The input:
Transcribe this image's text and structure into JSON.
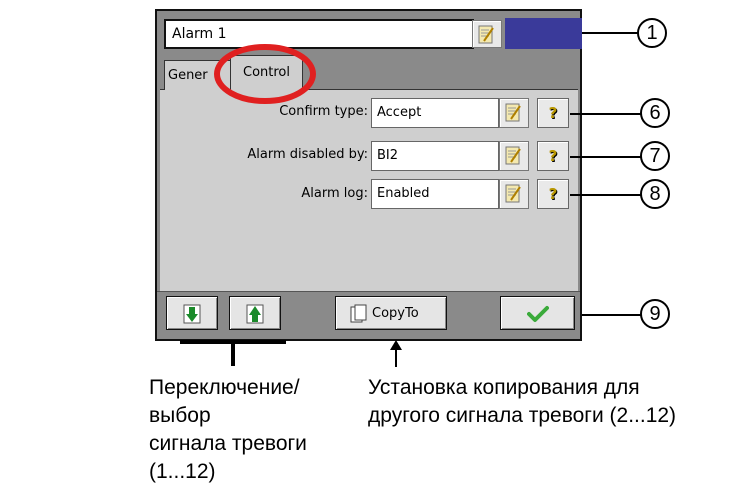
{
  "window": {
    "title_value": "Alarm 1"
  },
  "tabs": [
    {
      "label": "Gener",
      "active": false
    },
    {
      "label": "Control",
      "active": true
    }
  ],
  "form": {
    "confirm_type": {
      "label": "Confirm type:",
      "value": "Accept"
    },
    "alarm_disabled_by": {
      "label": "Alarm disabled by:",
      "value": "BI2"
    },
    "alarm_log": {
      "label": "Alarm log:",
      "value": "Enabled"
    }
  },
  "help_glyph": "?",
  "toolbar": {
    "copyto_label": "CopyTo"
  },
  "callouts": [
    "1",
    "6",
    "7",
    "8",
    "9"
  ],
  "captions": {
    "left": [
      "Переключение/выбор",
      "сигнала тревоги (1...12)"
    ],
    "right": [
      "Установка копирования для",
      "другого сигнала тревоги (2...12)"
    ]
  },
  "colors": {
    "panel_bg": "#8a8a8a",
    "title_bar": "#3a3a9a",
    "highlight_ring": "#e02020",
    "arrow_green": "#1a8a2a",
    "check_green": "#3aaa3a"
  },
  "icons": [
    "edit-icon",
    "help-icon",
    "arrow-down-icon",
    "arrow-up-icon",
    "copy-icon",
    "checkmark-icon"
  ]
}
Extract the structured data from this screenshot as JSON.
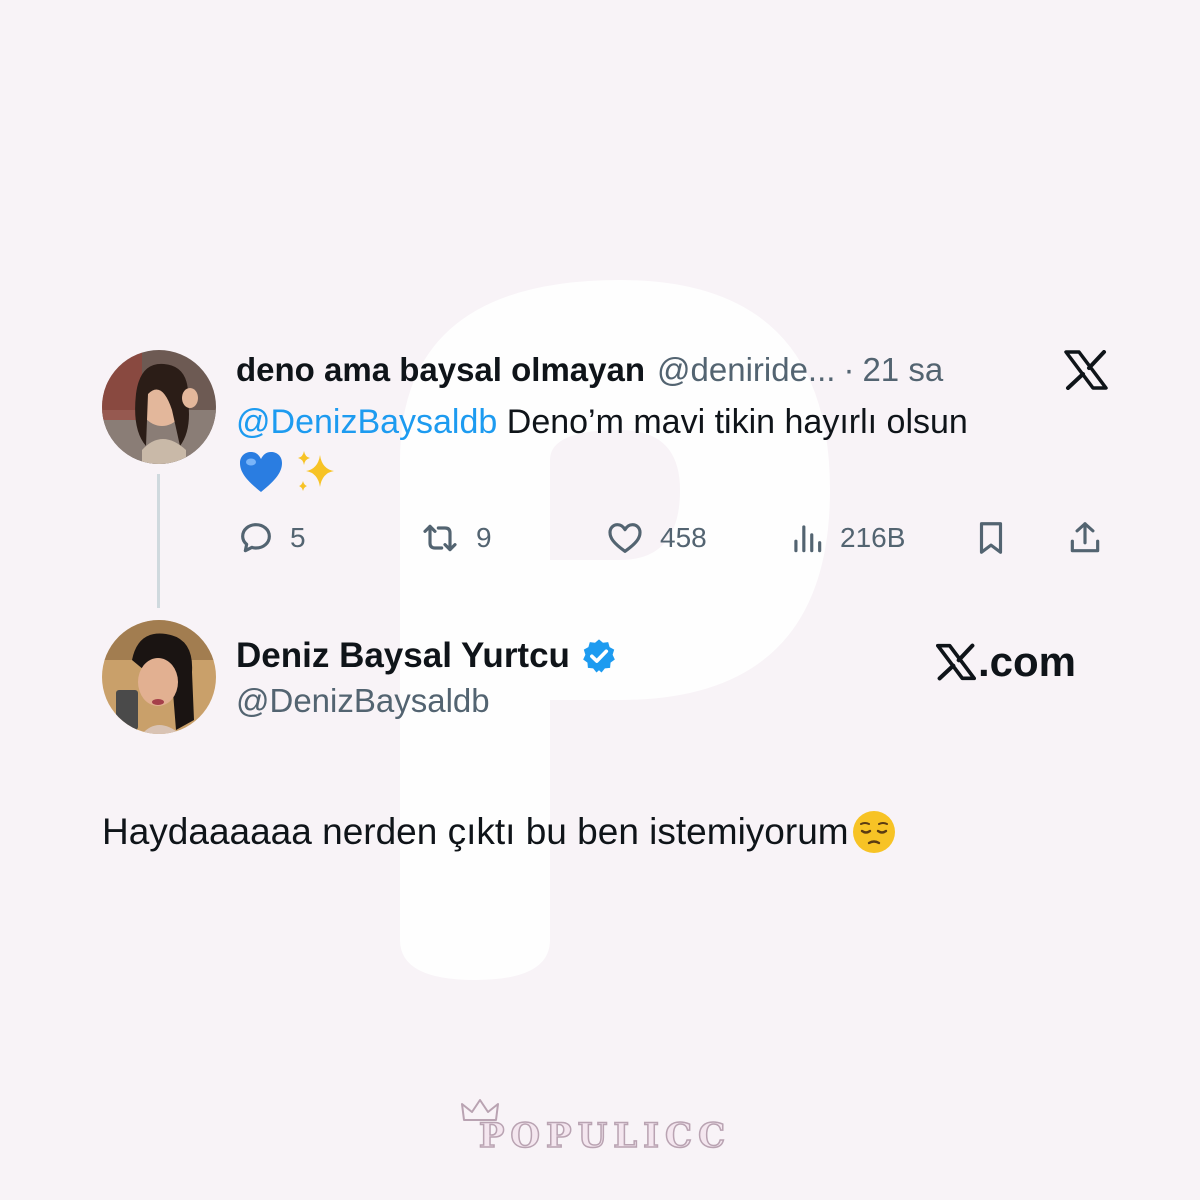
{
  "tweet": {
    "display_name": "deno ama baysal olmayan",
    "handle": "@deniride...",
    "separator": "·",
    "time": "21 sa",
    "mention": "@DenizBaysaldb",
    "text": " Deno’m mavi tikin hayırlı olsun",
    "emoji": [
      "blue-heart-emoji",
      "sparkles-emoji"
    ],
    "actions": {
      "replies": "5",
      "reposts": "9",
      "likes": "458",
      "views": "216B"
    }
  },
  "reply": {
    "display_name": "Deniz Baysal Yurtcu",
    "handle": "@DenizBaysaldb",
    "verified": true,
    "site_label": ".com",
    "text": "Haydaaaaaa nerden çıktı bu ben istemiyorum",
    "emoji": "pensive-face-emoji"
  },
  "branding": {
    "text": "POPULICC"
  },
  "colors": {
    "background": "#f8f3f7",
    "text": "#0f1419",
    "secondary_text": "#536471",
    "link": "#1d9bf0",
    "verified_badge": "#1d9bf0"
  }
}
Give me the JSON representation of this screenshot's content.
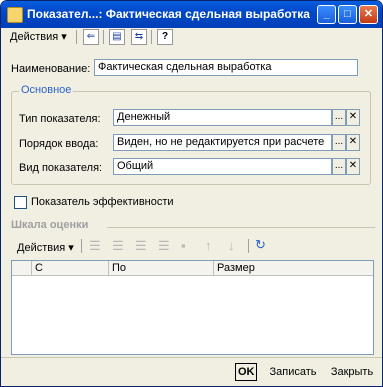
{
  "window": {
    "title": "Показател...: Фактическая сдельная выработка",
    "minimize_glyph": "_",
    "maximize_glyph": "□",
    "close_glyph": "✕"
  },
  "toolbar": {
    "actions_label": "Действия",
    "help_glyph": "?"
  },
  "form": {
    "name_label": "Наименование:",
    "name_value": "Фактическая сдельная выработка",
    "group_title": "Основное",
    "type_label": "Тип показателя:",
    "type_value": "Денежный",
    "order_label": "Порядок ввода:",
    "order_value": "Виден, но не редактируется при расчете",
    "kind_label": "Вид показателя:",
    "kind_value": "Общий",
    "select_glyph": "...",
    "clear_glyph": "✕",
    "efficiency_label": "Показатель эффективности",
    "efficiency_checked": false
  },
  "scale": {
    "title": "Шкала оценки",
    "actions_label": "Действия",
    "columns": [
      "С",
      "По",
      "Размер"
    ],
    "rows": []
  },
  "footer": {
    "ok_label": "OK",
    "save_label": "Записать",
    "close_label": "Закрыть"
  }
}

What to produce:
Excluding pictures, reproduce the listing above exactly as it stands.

Solution:
Transcribe this image's text and structure into JSON.
{
  "window": {
    "title_value": "Alarm 1"
  },
  "tabs": [
    {
      "label": "Gener",
      "active": false
    },
    {
      "label": "Control",
      "active": true
    }
  ],
  "form": {
    "confirm_type": {
      "label": "Confirm type:",
      "value": "Accept"
    },
    "alarm_disabled_by": {
      "label": "Alarm disabled by:",
      "value": "BI2"
    },
    "alarm_log": {
      "label": "Alarm log:",
      "value": "Enabled"
    }
  },
  "help_glyph": "?",
  "toolbar": {
    "copyto_label": "CopyTo"
  },
  "callouts": [
    "1",
    "6",
    "7",
    "8",
    "9"
  ],
  "captions": {
    "left": [
      "Переключение/выбор",
      "сигнала тревоги (1...12)"
    ],
    "right": [
      "Установка копирования для",
      "другого сигнала тревоги (2...12)"
    ]
  },
  "colors": {
    "panel_bg": "#8a8a8a",
    "title_bar": "#3a3a9a",
    "highlight_ring": "#e02020",
    "arrow_green": "#1a8a2a",
    "check_green": "#3aaa3a"
  },
  "icons": [
    "edit-icon",
    "help-icon",
    "arrow-down-icon",
    "arrow-up-icon",
    "copy-icon",
    "checkmark-icon"
  ]
}
Extract the structured data from this screenshot as JSON.
{
  "tweet": {
    "display_name": "deno ama baysal olmayan",
    "handle": "@deniride...",
    "separator": "·",
    "time": "21 sa",
    "mention": "@DenizBaysaldb",
    "text": " Deno’m mavi tikin hayırlı olsun",
    "emoji": [
      "blue-heart-emoji",
      "sparkles-emoji"
    ],
    "actions": {
      "replies": "5",
      "reposts": "9",
      "likes": "458",
      "views": "216B"
    }
  },
  "reply": {
    "display_name": "Deniz Baysal Yurtcu",
    "handle": "@DenizBaysaldb",
    "verified": true,
    "site_label": ".com",
    "text": "Haydaaaaaa nerden çıktı bu ben istemiyorum",
    "emoji": "pensive-face-emoji"
  },
  "branding": {
    "text": "POPULICC"
  },
  "colors": {
    "background": "#f8f3f7",
    "text": "#0f1419",
    "secondary_text": "#536471",
    "link": "#1d9bf0",
    "verified_badge": "#1d9bf0"
  }
}
Give me the JSON representation of this screenshot's content.
{
  "window": {
    "title": "Показател...: Фактическая сдельная выработка",
    "minimize_glyph": "_",
    "maximize_glyph": "□",
    "close_glyph": "✕"
  },
  "toolbar": {
    "actions_label": "Действия",
    "help_glyph": "?"
  },
  "form": {
    "name_label": "Наименование:",
    "name_value": "Фактическая сдельная выработка",
    "group_title": "Основное",
    "type_label": "Тип показателя:",
    "type_value": "Денежный",
    "order_label": "Порядок ввода:",
    "order_value": "Виден, но не редактируется при расчете",
    "kind_label": "Вид показателя:",
    "kind_value": "Общий",
    "select_glyph": "...",
    "clear_glyph": "✕",
    "efficiency_label": "Показатель эффективности",
    "efficiency_checked": false
  },
  "scale": {
    "title": "Шкала оценки",
    "actions_label": "Действия",
    "columns": [
      "С",
      "По",
      "Размер"
    ],
    "rows": []
  },
  "footer": {
    "ok_label": "OK",
    "save_label": "Записать",
    "close_label": "Закрыть"
  }
}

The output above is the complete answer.